§ **Assignment**: From the records that follow, copy every line in which "What" appears.

Page and application data records
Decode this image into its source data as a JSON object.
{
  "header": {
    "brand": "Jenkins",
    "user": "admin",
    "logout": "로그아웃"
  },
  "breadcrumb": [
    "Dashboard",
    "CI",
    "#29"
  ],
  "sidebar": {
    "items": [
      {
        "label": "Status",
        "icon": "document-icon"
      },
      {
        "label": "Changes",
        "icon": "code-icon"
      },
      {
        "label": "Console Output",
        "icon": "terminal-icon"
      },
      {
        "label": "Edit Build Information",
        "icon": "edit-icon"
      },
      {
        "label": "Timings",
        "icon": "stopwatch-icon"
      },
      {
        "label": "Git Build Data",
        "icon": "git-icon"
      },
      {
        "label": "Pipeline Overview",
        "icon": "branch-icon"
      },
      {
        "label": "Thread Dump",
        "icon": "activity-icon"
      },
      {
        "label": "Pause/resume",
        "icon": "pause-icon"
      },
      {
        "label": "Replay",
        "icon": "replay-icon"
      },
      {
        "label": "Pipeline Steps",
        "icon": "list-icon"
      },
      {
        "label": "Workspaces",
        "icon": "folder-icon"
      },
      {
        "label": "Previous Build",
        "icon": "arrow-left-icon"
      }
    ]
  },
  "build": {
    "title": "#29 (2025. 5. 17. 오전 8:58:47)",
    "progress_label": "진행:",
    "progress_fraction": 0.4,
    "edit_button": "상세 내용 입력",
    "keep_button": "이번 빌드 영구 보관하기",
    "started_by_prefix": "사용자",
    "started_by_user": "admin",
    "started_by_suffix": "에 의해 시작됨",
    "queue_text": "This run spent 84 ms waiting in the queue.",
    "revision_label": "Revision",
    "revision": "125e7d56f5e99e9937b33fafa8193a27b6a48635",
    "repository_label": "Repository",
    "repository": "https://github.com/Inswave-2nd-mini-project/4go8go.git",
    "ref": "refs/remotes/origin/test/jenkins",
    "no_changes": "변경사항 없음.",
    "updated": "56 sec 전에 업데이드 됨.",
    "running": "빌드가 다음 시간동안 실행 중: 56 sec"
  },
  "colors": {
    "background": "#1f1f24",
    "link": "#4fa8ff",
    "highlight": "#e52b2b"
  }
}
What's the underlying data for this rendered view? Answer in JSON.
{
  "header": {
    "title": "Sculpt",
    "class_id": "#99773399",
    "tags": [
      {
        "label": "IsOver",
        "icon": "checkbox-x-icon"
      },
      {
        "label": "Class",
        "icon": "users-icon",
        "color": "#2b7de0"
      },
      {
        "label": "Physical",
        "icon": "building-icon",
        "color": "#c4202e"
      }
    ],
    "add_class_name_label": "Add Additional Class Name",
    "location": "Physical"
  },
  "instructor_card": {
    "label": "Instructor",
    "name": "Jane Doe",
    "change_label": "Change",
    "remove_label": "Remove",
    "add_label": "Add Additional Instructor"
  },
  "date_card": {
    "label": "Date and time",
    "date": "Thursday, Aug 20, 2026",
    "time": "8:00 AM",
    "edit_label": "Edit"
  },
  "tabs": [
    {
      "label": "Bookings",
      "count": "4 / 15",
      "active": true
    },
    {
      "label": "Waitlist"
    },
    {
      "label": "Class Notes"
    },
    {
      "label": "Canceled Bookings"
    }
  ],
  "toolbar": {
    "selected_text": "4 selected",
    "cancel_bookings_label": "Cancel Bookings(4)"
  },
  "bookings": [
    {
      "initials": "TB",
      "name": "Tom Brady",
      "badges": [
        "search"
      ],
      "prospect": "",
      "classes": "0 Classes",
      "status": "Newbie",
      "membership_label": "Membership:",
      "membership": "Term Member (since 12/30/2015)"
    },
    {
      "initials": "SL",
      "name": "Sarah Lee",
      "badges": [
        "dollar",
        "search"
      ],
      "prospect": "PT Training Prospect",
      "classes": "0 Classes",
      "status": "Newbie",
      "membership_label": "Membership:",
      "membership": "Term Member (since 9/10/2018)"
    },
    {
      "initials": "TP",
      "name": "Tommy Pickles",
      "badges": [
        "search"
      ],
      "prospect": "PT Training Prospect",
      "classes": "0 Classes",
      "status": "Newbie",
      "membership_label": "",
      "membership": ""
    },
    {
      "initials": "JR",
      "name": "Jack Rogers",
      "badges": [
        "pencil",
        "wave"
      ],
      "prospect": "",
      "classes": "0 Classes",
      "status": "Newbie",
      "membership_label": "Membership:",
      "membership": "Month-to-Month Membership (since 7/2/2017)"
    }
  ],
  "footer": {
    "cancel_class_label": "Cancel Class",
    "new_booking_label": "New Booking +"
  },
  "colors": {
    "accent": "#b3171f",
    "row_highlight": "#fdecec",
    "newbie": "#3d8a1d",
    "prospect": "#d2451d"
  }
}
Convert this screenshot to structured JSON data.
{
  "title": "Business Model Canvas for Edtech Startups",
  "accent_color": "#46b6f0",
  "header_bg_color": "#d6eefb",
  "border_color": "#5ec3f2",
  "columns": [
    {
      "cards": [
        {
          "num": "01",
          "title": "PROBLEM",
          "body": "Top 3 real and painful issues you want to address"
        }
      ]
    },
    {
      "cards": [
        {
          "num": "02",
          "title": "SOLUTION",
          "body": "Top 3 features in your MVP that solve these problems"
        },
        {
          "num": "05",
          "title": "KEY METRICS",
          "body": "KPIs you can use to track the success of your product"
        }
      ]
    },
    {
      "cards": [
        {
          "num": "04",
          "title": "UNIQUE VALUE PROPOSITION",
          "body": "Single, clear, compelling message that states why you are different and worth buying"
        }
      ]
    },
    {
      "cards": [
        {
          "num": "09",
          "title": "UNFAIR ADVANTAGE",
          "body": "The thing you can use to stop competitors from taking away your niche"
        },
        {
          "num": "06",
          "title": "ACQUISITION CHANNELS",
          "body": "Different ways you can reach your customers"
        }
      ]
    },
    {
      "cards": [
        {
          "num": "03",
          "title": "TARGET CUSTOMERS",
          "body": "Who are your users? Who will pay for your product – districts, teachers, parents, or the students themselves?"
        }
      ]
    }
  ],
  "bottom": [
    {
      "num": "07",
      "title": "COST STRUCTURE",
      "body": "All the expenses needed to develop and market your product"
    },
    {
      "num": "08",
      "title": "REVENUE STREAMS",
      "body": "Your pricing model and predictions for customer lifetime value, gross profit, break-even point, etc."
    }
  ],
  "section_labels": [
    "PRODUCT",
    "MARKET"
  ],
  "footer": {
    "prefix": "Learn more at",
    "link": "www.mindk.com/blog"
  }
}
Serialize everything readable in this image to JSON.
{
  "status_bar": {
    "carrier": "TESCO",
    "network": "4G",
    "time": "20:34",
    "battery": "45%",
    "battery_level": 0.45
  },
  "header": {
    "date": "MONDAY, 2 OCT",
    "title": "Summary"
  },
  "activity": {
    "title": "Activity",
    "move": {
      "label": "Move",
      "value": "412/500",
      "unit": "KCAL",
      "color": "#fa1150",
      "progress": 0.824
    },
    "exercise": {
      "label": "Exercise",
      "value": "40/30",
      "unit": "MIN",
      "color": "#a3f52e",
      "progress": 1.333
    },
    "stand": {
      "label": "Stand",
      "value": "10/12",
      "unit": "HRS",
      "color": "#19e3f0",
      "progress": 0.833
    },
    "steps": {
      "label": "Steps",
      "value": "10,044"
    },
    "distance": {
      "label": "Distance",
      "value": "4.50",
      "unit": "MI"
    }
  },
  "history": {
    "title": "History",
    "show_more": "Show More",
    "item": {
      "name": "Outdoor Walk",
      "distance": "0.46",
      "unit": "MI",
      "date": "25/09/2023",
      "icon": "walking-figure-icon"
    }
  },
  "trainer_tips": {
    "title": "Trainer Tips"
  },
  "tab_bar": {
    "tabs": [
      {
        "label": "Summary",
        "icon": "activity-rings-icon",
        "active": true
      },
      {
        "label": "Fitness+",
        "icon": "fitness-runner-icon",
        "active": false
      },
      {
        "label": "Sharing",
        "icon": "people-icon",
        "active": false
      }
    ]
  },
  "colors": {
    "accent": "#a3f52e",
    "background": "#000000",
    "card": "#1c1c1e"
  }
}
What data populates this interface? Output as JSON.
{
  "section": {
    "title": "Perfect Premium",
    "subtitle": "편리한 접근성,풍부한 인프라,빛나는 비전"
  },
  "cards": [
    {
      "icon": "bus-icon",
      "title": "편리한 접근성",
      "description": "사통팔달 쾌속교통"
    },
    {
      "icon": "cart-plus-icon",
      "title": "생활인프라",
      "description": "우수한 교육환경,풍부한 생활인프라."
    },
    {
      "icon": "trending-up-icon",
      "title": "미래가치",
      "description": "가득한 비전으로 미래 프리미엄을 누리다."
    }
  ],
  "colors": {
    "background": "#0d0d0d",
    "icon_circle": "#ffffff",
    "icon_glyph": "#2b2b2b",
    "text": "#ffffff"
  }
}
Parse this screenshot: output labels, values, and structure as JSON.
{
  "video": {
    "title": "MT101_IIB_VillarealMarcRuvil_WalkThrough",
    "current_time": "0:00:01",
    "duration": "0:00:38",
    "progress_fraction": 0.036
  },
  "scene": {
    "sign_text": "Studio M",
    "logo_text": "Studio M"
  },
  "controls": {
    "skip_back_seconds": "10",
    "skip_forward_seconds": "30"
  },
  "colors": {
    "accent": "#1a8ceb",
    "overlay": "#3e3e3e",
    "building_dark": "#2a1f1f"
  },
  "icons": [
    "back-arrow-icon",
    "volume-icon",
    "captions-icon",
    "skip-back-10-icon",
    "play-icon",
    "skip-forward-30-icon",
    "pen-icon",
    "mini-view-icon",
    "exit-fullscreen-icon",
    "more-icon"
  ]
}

§ **Exercise output**:
What's the underlying data for this rendered view? Answer in JSON.
What data populates this interface? Output as JSON.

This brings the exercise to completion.